Together with Reuben Kadish and Jules Langsner, he also created a powerful mural at the University of Morelia (it was later hidden behind a false wall and is only now being restored). The Greenwood sisters, Grace and Marion painted a mural in a Mexico City market. (The Japanese-American artist Isamu Noguchi made a concrete relief for the same market in 1936.) The young Jackson Pollock, on the other hand, absorbed Siqueiros’s influence without leaving the United States.
For many Americans and northern Europeans, however, Mexico’s main appeal was its sheer exoticism, the sense that beneath a thin veneer of westernism lay a country profoundly different from anything they had ever known. Here was a land peopled overwhelmingly by mestizos (people of mixed descent) and Indians, with dozens of pre-Columbian languages still spoken, syncretic religious beliefs and rituals reinforcing fatalism, with the dead seemingly more revered than the living.
Photographers were among the first to explore this world. And by good fortune, they included several of the great photographers of the 20th century, among them Edward Weston and his lover, Tina Modotti (1896-1942), as well as Paul Strand and Henri Cartier-Bresson. With the exception of Modotti, who was expelled in 1930 for leftist activism, they were more interested in Mexico’s social texture than in its politics.
Cartier-Bresson first probed the sleaze of the capital, with prostitutes among his favourite subjects, before travelling south to Juchitán, intrigued by its famed matriarchal society. He evidently savoured his time in Mexico. When I met him in Paris decades later, he illustrated his attachment to the country by gleefully reciting a small lexicon of Mexican curses.
Strand photographed scores of peasants and used the bright light of Mexico to create almost abstract images of village churches, while another American, Laura Gilpin, was drawn to the angles and shadows of the Maya ruins at Chichén-Itzá. Modotti and Cartier-Bresson, in turn, helped emerging Mexican photographers, such as Manuel Alvarez Bravo and Agustín Jiménez. Bravo’s photograph Striking Worker Murdered from 1934 is a reminder that political bloodshed did not end with the revolution.
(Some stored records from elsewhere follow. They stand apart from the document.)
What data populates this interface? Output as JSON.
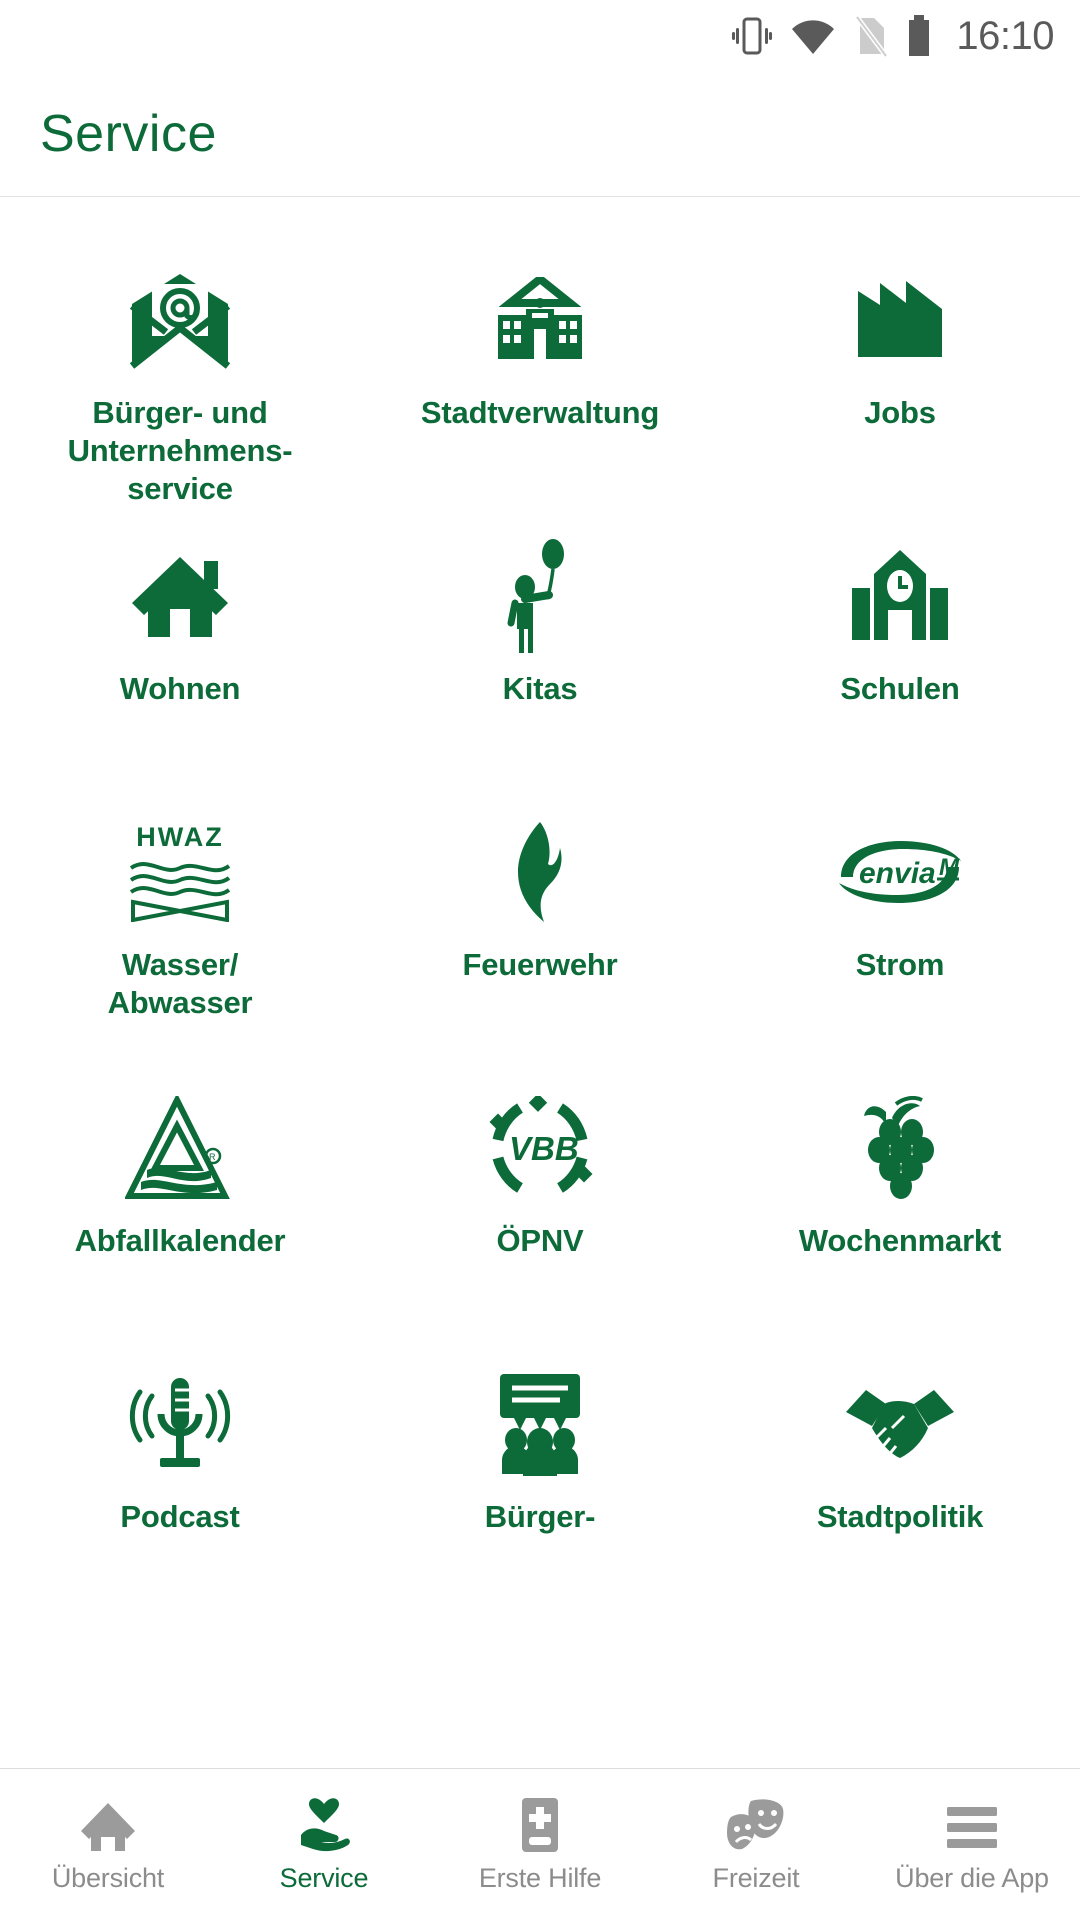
{
  "status_bar": {
    "time": "16:10",
    "icons": [
      "vibrate-icon",
      "wifi-icon",
      "sim-off-icon",
      "battery-icon"
    ]
  },
  "app_bar": {
    "title": "Service"
  },
  "colors": {
    "brand_green": "#0c6b39",
    "inactive_gray": "#8c8c8c",
    "background": "#ffffff"
  },
  "grid": {
    "tiles": [
      {
        "label": "Bürger- und\nUnternehmens-\nservice",
        "icon": "envelope-at-icon"
      },
      {
        "label": "Stadtverwaltung",
        "icon": "town-hall-icon"
      },
      {
        "label": "Jobs",
        "icon": "factory-icon"
      },
      {
        "label": "Wohnen",
        "icon": "house-icon"
      },
      {
        "label": "Kitas",
        "icon": "child-balloon-icon"
      },
      {
        "label": "Schulen",
        "icon": "school-clock-icon"
      },
      {
        "label": "Wasser/\nAbwasser",
        "icon": "hwaz-logo-icon"
      },
      {
        "label": "Feuerwehr",
        "icon": "flame-icon"
      },
      {
        "label": "Strom",
        "icon": "envia-m-logo-icon"
      },
      {
        "label": "Abfallkalender",
        "icon": "abfallkalender-logo-icon"
      },
      {
        "label": "ÖPNV",
        "icon": "vbb-logo-icon"
      },
      {
        "label": "Wochenmarkt",
        "icon": "grapes-icon"
      },
      {
        "label": "Podcast",
        "icon": "microphone-icon"
      },
      {
        "label": "Bürger-",
        "icon": "speech-people-icon"
      },
      {
        "label": "Stadtpolitik",
        "icon": "handshake-icon"
      }
    ],
    "hwaz_wordmark": "HWAZ",
    "envia_wordmark": "envia",
    "envia_suffix": "M",
    "vbb_wordmark": "VBB"
  },
  "bottom_nav": {
    "items": [
      {
        "label": "Übersicht",
        "icon": "home-icon",
        "active": false
      },
      {
        "label": "Service",
        "icon": "heart-hand-icon",
        "active": true
      },
      {
        "label": "Erste Hilfe",
        "icon": "first-aid-icon",
        "active": false
      },
      {
        "label": "Freizeit",
        "icon": "theater-masks-icon",
        "active": false
      },
      {
        "label": "Über die App",
        "icon": "hamburger-icon",
        "active": false
      }
    ]
  }
}
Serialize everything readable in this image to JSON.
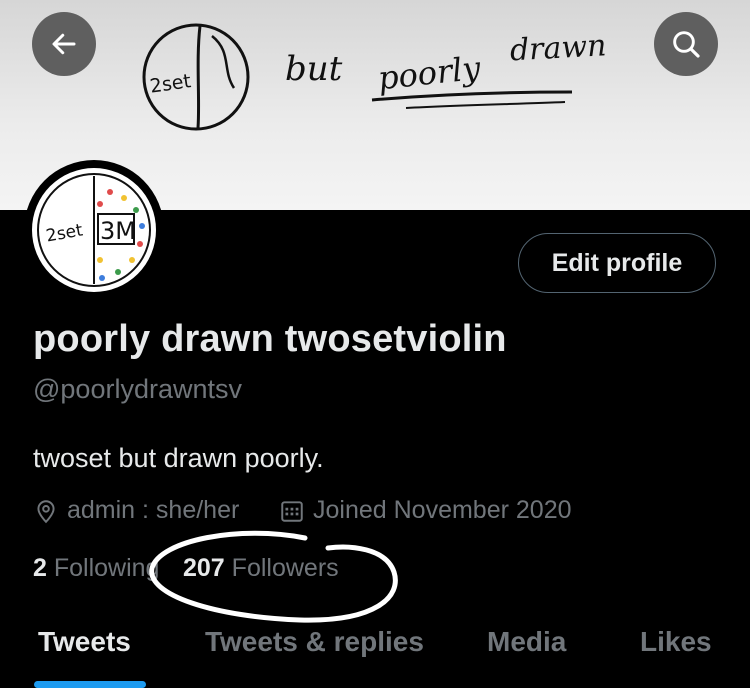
{
  "header": {
    "banner_text_1": "2set",
    "banner_text_2": "but",
    "banner_text_3": "poorly",
    "banner_text_4": "drawn"
  },
  "avatar": {
    "text_left": "2set",
    "text_right": "3M"
  },
  "edit_profile_label": "Edit profile",
  "profile": {
    "name": "poorly drawn twosetviolin",
    "handle": "@poorlydrawntsv",
    "bio": "twoset but drawn poorly.",
    "location": "admin : she/her",
    "joined": "Joined November 2020"
  },
  "stats": {
    "following_count": "2",
    "following_label": "Following",
    "followers_count": "207",
    "followers_label": "Followers"
  },
  "tabs": [
    "Tweets",
    "Tweets & replies",
    "Media",
    "Likes"
  ],
  "colors": {
    "accent": "#1d9bf0",
    "text_primary": "#e7e9ea",
    "text_secondary": "#71767b",
    "background": "#000000"
  }
}
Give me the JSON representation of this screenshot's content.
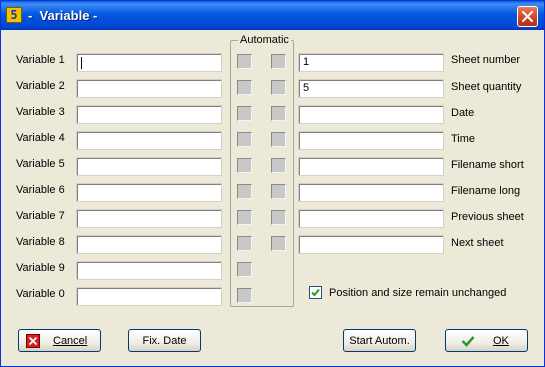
{
  "window": {
    "title": "-  Variable -",
    "app_icon_glyph": "5"
  },
  "variables": {
    "labels": [
      "Variable 1",
      "Variable 2",
      "Variable 3",
      "Variable 4",
      "Variable 5",
      "Variable 6",
      "Variable 7",
      "Variable 8",
      "Variable 9",
      "Variable 0"
    ],
    "values": [
      "",
      "",
      "",
      "",
      "",
      "",
      "",
      "",
      "",
      ""
    ]
  },
  "automatic": {
    "group_label": "Automatic"
  },
  "auto_fields": {
    "labels": [
      "Sheet number",
      "Sheet quantity",
      "Date",
      "Time",
      "Filename short",
      "Filename long",
      "Previous sheet",
      "Next sheet"
    ],
    "values": [
      "1",
      "5",
      "",
      "",
      "",
      "",
      "",
      ""
    ]
  },
  "options": {
    "keep_position_label": "Position and size remain unchanged",
    "keep_position_checked": true
  },
  "buttons": {
    "cancel_label": "Cancel",
    "fix_date_label": "Fix. Date",
    "start_autom_label": "Start Autom.",
    "ok_label": "OK"
  },
  "colors": {
    "titlebar": "#0458e2",
    "close_button": "#c8442a",
    "cancel_icon": "#d42020",
    "ok_icon": "#2a9a2a",
    "checkbox_mark": "#21a121"
  }
}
Robert Capa (1913-1954) came into contact with Mexico more circuitously. When the Hungarian-born photographer’s American visa expired in 1940, Life magazine assigned him to cover Mexico’s presidential election. He captured the spirit of the campaign in a photograph of a truckload of supporters of Gen. Manuel Avila Camacho, the eventual winner. Another image, of a corpse, he simply captioned: “First fatality of the day of the presidential election, Mexico City, July 7, 1940.”
That election marked the end of the post-revolutionary era. Avila Camacho’s predecessor, Lázaro Cárdenas, had been left-leaning, distributing land to peasants, nationalizing the oil industry, welcoming first Trotsky and later thousands of Spanish republicans. But from 1940, Mexico’s single-party rule became increasingly conservative. By then, the political roar of the muralists was fading.
Like foreign painters, who preferred canvases to walls, Rufino Tamayo, Mexico’s best-known artist of the second half of the 20th century, had already turned to the fruits, vegetables and market life of his native Oaxaca in paintings such as Mandolins and Pineapples (1930). Occasional foreign visitors, such as the English painter Edward Burra (1905-1976) and the American painters Marsden Hartley and Henrietta Shore (1880-1963), examined village life and volcanic landscapes. Burra’s watercolour El Paseo (c.1938) and Shore’s Women of Oaxaca (c.1927) are fine examples in the show. And it was certainly not politics that attracted Josef and Anni Albers in 1939 in the first of their many visits. It was the colours and geometric forms they found in Mexico that inspired much of Josef Albers’s post-Bauhaus work.